Dear ListMember for the Sauropods and Theropods fun in the new issue of
"Paleontology" (Vol.45 issue 6 November 2002) there're two Dinosaur paper of

1_ Upchurch P. and Martin J. 2002 The Rutland Cetiosaurus: the anatomy and
relationships of a Middle British sauropod dinosaur.
follow the abstract:
Upchurch and Martin described a relatively well-preserved specimen of
Cetiosaurus oxoniensis, from the Middle Jurassic (Bajocian) of Rutland,
United Kingdom. The material includes a nearly complete cervical series,
representative dorsal vertebrae, a fragment of sacrum, anterior caudals, the
right femur, and numerous rib and limb fragments. Contrary to previous
suggestions that this specimen possesses 14 cervical and ten dorsal
vertebrae, it seems more probable that there were at most 13 cervicals and
at least 12 dorsals. The vertebral column displays several autapomorphic
features which supplement the generic diagnosis of Cetiosaurus, including:
(1) a stout, anteriorly directed process located at the top of the neural
spine of the twelfth (?) cervical vertebra; and (2) the presence of lateral
pits, separated by a thin midline septum, below the transverse processes of
middle dorsal vertebrae. The cladistic analysis by Upchurch and Martin
indicates that Cetiosaurus is probably the sister-taxon to the advanced

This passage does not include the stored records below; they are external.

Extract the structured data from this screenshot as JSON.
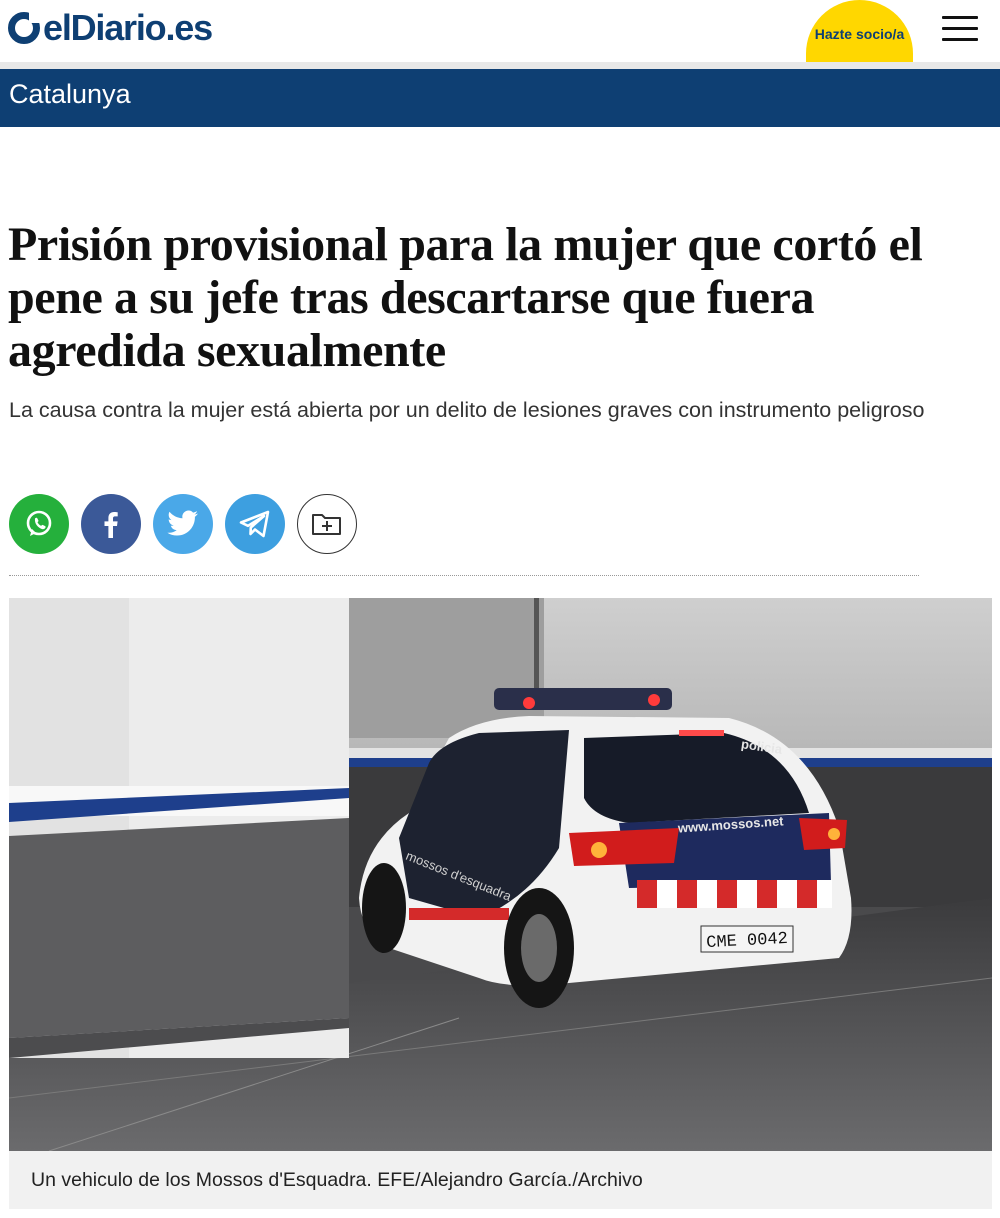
{
  "header": {
    "logo_text": "elDiario.es",
    "partner_button": "Hazte socio/a",
    "menu_icon": "hamburger-menu-icon"
  },
  "section": {
    "label": "Catalunya"
  },
  "article": {
    "headline": "Prisión provisional para la mujer que cortó el pene a su jefe tras descartarse que fuera agredida sexualmente",
    "subtitle": "La causa contra la mujer está abierta por un delito de lesiones graves con instrumento peligroso"
  },
  "share": {
    "buttons": [
      {
        "icon": "whatsapp-icon",
        "color": "#25b03c"
      },
      {
        "icon": "facebook-icon",
        "color": "#3b5998"
      },
      {
        "icon": "twitter-icon",
        "color": "#4aa8e8"
      },
      {
        "icon": "telegram-icon",
        "color": "#3d9fe0"
      },
      {
        "icon": "add-to-folder-icon",
        "color": "#ffffff"
      }
    ]
  },
  "photo": {
    "caption": "Un vehiculo de los Mossos d'Esquadra. EFE/Alejandro García./Archivo",
    "car_web_text": "www.mossos.net",
    "car_roof_text": "policia",
    "car_side_text": "mossos d'esquadra",
    "license_plate": "CME 0042"
  },
  "colors": {
    "brand_blue": "#0e3f73",
    "partner_yellow": "#ffd700"
  }
}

neosauropod clade. This relationship affects the distribution of particular
character states that have played an important role in determining sauropod

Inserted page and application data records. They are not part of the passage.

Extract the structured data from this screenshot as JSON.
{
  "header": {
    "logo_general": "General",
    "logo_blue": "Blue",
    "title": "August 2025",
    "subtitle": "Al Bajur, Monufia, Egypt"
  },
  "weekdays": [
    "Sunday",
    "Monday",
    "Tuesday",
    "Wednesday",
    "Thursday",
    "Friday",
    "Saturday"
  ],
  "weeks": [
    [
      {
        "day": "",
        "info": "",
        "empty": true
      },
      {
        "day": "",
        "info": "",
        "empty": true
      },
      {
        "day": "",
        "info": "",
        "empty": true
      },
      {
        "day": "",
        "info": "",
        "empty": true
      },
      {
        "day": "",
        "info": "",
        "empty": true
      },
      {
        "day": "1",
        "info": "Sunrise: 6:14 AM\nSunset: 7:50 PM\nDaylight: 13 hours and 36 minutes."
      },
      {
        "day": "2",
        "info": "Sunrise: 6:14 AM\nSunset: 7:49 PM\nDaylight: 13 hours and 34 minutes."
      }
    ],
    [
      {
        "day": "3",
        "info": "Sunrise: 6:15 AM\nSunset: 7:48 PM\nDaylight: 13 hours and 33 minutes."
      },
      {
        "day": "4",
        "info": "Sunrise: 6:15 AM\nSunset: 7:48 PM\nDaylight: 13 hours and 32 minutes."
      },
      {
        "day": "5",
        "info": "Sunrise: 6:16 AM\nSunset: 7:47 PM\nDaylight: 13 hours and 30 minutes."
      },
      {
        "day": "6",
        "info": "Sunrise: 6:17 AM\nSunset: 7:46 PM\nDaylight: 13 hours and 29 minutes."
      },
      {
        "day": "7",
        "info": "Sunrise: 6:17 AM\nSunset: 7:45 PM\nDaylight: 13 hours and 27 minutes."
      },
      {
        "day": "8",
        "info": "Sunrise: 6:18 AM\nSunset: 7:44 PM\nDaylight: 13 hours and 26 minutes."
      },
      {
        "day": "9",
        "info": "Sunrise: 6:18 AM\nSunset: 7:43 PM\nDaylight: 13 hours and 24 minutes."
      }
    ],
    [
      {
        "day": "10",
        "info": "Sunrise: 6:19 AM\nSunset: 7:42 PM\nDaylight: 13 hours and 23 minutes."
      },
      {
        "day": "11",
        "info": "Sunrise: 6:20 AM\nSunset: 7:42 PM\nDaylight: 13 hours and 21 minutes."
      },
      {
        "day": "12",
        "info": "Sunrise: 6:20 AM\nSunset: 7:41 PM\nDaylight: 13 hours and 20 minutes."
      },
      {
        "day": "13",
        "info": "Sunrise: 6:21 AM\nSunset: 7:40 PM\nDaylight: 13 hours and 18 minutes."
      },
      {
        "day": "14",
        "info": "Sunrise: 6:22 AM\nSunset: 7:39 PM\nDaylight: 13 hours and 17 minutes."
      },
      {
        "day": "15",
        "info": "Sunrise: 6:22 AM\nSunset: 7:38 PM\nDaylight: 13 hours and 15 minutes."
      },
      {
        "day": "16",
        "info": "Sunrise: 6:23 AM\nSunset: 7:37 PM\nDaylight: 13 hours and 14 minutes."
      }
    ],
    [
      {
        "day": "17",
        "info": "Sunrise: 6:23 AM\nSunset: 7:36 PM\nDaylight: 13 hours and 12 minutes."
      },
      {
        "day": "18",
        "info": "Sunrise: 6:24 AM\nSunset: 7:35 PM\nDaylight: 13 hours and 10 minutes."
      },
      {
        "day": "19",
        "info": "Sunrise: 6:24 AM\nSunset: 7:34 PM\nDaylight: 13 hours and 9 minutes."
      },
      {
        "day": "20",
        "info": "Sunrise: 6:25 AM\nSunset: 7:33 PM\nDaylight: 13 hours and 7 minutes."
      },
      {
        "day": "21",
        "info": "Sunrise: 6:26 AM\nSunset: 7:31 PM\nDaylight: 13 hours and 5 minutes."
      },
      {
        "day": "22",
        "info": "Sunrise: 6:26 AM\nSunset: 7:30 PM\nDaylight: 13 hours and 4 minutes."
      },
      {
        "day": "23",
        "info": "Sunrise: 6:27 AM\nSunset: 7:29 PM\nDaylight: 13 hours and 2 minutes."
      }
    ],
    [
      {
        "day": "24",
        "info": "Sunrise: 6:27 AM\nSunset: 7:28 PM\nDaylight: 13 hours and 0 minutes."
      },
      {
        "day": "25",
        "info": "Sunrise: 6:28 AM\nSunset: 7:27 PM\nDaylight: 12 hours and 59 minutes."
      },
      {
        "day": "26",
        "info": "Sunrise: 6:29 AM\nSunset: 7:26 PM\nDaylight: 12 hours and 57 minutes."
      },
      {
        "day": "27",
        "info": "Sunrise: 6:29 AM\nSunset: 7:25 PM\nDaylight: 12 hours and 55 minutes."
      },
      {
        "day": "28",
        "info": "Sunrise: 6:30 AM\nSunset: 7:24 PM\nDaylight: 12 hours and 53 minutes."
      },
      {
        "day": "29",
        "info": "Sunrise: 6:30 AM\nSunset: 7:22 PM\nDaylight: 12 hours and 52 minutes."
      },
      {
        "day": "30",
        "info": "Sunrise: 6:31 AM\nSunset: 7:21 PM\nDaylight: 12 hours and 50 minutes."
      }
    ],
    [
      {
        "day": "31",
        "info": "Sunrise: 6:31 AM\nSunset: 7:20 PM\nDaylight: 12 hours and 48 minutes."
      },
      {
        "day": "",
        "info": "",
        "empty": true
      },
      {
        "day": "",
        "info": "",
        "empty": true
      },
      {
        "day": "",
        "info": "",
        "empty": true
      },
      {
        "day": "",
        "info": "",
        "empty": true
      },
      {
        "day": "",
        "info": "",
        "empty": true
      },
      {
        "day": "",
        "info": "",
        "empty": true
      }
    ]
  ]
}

2_Allain R. and Chure D.J. 2002 Poekilopleuron buchlandi, the theropod
dinosaur from the Middle Jurassic (Bathonian) of Normandy.
Follow the abstract:

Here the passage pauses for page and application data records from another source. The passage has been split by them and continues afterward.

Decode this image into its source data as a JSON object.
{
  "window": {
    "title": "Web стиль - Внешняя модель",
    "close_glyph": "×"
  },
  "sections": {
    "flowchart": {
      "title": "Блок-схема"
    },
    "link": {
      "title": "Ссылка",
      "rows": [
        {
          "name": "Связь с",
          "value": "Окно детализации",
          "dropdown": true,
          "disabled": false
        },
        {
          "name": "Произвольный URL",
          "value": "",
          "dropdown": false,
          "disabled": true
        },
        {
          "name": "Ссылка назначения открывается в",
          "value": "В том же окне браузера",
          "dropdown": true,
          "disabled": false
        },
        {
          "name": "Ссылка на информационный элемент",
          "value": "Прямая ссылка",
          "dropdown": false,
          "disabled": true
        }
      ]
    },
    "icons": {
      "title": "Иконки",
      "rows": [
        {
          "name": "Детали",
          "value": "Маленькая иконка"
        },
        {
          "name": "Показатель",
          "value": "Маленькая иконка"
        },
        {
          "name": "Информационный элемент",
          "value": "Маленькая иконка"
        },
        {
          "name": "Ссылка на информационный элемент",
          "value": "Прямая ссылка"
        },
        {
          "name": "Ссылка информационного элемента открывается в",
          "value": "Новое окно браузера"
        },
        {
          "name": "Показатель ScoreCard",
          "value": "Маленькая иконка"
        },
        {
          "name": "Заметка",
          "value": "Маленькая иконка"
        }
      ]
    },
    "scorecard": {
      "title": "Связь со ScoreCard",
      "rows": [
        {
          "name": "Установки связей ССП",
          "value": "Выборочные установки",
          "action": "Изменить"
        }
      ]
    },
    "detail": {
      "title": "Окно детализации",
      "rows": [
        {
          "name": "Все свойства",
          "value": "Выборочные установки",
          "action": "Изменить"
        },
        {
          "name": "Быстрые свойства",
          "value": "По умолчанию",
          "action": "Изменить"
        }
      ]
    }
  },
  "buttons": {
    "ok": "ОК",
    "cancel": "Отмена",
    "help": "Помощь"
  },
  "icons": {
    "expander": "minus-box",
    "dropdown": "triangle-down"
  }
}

Poekilopleuron bucklandii, described by Eudes-Deslongchamps in 1838, is one
of the earliest discovered dinosaurs. Although incomplete, it is one of the
best preserved Middle Jurassic theropods known from Europe. Unfortunately,
the only specimen of P. bucklandii, housed in the Musée de la Faculté des
Sciences de Caen, was destroyed during World War II. However, casts of some
parts of the type skeleton have been found in the collections of the Museum
National d'Histoire Naturelle, Paris. Allain and Chure use this casts and
Eudes-Deslongchamps' monograph to redescribe the specimen. They found that
Poekilopleuron shares one synapomorphy with the Spinosauroidea and
tentatively assign it to that clade. Allain and Chure examine also the
synonymy between Poekilopleuron and Megalosaurus and conclude that
Megalosaurus is a nomen dubium and that the name should be restricted to the
type dentary.

Alessandro Marisa
Via Achille Grandi n°18
Rovereto (TN) ITALY
Tel: 039-0464-434658 Email: amaris@tin.it